-- Record excerpts follows --

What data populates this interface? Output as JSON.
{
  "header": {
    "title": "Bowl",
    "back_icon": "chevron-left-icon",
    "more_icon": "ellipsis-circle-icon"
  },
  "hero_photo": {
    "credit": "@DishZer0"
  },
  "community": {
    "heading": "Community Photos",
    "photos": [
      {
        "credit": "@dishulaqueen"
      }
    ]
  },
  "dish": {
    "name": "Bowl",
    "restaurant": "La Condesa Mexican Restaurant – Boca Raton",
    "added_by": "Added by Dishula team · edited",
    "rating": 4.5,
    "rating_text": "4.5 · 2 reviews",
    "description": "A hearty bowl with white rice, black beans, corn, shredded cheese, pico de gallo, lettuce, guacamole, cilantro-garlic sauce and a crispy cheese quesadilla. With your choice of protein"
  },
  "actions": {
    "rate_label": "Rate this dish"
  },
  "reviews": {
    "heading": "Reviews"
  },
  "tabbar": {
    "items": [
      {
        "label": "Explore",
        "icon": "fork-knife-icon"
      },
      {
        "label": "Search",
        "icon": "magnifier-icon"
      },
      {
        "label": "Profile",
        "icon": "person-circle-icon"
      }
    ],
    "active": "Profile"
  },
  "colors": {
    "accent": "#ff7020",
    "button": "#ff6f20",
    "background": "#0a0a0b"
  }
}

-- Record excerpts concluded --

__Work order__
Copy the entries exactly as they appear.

__Exercise output__
What data populates this interface? Output as JSON.
{
  "header": {
    "title": "Bowl",
    "back_icon": "chevron-left-icon",
    "more_icon": "ellipsis-circle-icon"
  },
  "hero_photo": {
    "credit": "@DishZer0"
  },
  "community": {
    "heading": "Community Photos",
    "photos": [
      {
        "credit": "@dishulaqueen"
      }
    ]
  },
  "dish": {
    "name": "Bowl",
    "restaurant": "La Condesa Mexican Restaurant – Boca Raton",
    "added_by": "Added by Dishula team · edited",
    "rating": 4.5,
    "rating_text": "4.5 · 2 reviews",
    "description": "A hearty bowl with white rice, black beans, corn, shredded cheese, pico de gallo, lettuce, guacamole, cilantro-garlic sauce and a crispy cheese quesadilla. With your choice of protein"
  },
  "actions": {
    "rate_label": "Rate this dish"
  },
  "reviews": {
    "heading": "Reviews"
  },
  "tabbar": {
    "items": [
      {
        "label": "Explore",
        "icon": "fork-knife-icon"
      },
      {
        "label": "Search",
        "icon": "magnifier-icon"
      },
      {
        "label": "Profile",
        "icon": "person-circle-icon"
      }
    ],
    "active": "Profile"
  },
  "colors": {
    "accent": "#ff7020",
    "button": "#ff6f20",
    "background": "#0a0a0b"
  }
}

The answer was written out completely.